Alimony, also called spousal support, refers to financial support payments made by one spouse to the other mandate by the court. Spousal support is given during the process of a legal separation or a divorce. The financial payments are made in regular, scheduled installments. Alimony is ordered when a judge in family court decides that one spouse will still be financially responsible for the other spouse during divorce proceedings.
Temporary spousal support is ordered during a divorce that has not been finalized yet. It is often calculated by a guideline calculator, similar to child support. Permanent spousal support is when the family law court has finalized the dissolution of a marriage.
Below are the considerations that judges are required to consider when one party moves for spousal support after a San Diego divorce. However, rather than attempt to convince the presiding judge to consider these factors in certain ways yourself, you need to put your best foot forward by securing the help of a San Diego spousal support attorney. Call us at (858) 974-4900 for a free consult.
California law puts forth 14 different factors that should be considered by a judge when the issue of spousal support is relevant to a case. A San Diego spousal support lawyer can help you sort out which are relevant to you. These factors include:
There are a number of specific reasons that can arise that lead to a finding that spousal support should be modified in California, and the legal standard that the court tends to use is known as a material change of circumstances. This material change can occur in several different ways, and when someone files an Order to Show Cause with the court, similar factors will be used to decide whether that spousal support order should be modified as were used when originally deciding on the issue during the divorce. Examples of these factors include:
There are some California divorces that result in an order for spousal support to be paid by one spouse to another for a variety of reasons. When these orders are entered, they tend to be seen as orders that are generally permanent in nature. Fortunately, that is not necessarily the case, as there are different scenarios that are basically founded on fairness that allow for spousal support orders to be modified. Those who have reason to pursue such a modification should seek the help of an experienced San Diego spousal support attorney, and below is a brief introduction to this issue.
While every case is different and every situation is somewhat unique, there are certain situations that can arise that can lead to a modification of spousal support. Examples of these common situations include:
Once again, there are many scenarios that can arise, but the bottom line for anyone who feels that things have changed and that their spousal support order should do so accordingly should take immediate steps to get this process moving. Get more information from a spousal support attorney in San Diego.
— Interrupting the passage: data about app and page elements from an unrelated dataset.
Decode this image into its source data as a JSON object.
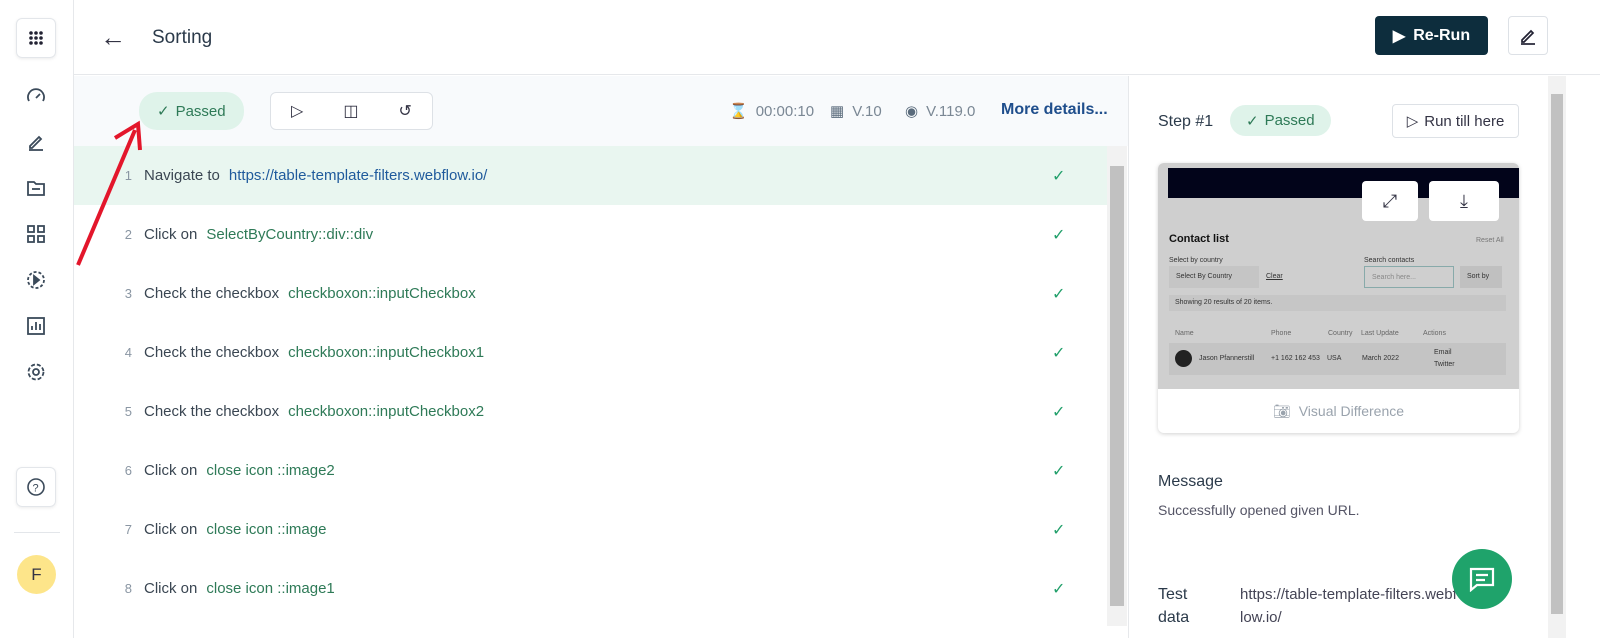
{
  "header": {
    "title": "Sorting",
    "rerun_label": "Re-Run"
  },
  "sidebar": {
    "avatar": "F",
    "items": [
      "dashboard",
      "edit",
      "folder",
      "apps",
      "run",
      "reports",
      "settings"
    ]
  },
  "toolbar": {
    "status": "Passed",
    "duration": "00:00:10",
    "os_version": "V.10",
    "browser_version": "V.119.0",
    "more_details": "More details..."
  },
  "steps": [
    {
      "n": "1",
      "action": "Navigate to",
      "target": "https://table-template-filters.webflow.io/",
      "link": true
    },
    {
      "n": "2",
      "action": "Click on",
      "target": "SelectByCountry::div::div"
    },
    {
      "n": "3",
      "action": "Check the checkbox",
      "target": "checkboxon::inputCheckbox"
    },
    {
      "n": "4",
      "action": "Check the checkbox",
      "target": "checkboxon::inputCheckbox1"
    },
    {
      "n": "5",
      "action": "Check the checkbox",
      "target": "checkboxon::inputCheckbox2"
    },
    {
      "n": "6",
      "action": "Click on",
      "target": "close icon ::image2"
    },
    {
      "n": "7",
      "action": "Click on",
      "target": "close icon ::image"
    },
    {
      "n": "8",
      "action": "Click on",
      "target": "close icon ::image1"
    }
  ],
  "detail": {
    "step_label": "Step #1",
    "status": "Passed",
    "run_till_here": "Run till here",
    "visual_difference": "Visual Difference",
    "screenshot": {
      "heading": "Contact list",
      "reset": "Reset All",
      "select_label": "Select by country",
      "select_value": "Select By Country",
      "clear": "Clear",
      "search_label": "Search contacts",
      "search_placeholder": "Search here...",
      "sort": "Sort by",
      "showing": "Showing 20 results of 20 items.",
      "columns": [
        "Name",
        "Phone",
        "Country",
        "Last Update",
        "Actions"
      ],
      "row": [
        "Jason Pfannerstill",
        "+1 162 162 453",
        "USA",
        "March 2022",
        "Email",
        "Twitter"
      ]
    },
    "message_heading": "Message",
    "message": "Successfully opened given URL.",
    "test_data_label": "Test data",
    "test_data_value": "https://table-template-filters.webflow.io/"
  },
  "colors": {
    "accent": "#0d2d3d",
    "passed": "#2e7a57",
    "check": "#22a06b",
    "annotation_arrow": "#e3162b"
  }
}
Of course, even if the original decision is made regarding spousal support, it does not mean that it cannot be terminated or modified should circumstances change. If you need help with this issue, contact the San Diego alimony lawyers at Scott Family Law today to schedule an initial consultation. Call us today at 1-858-974-4900.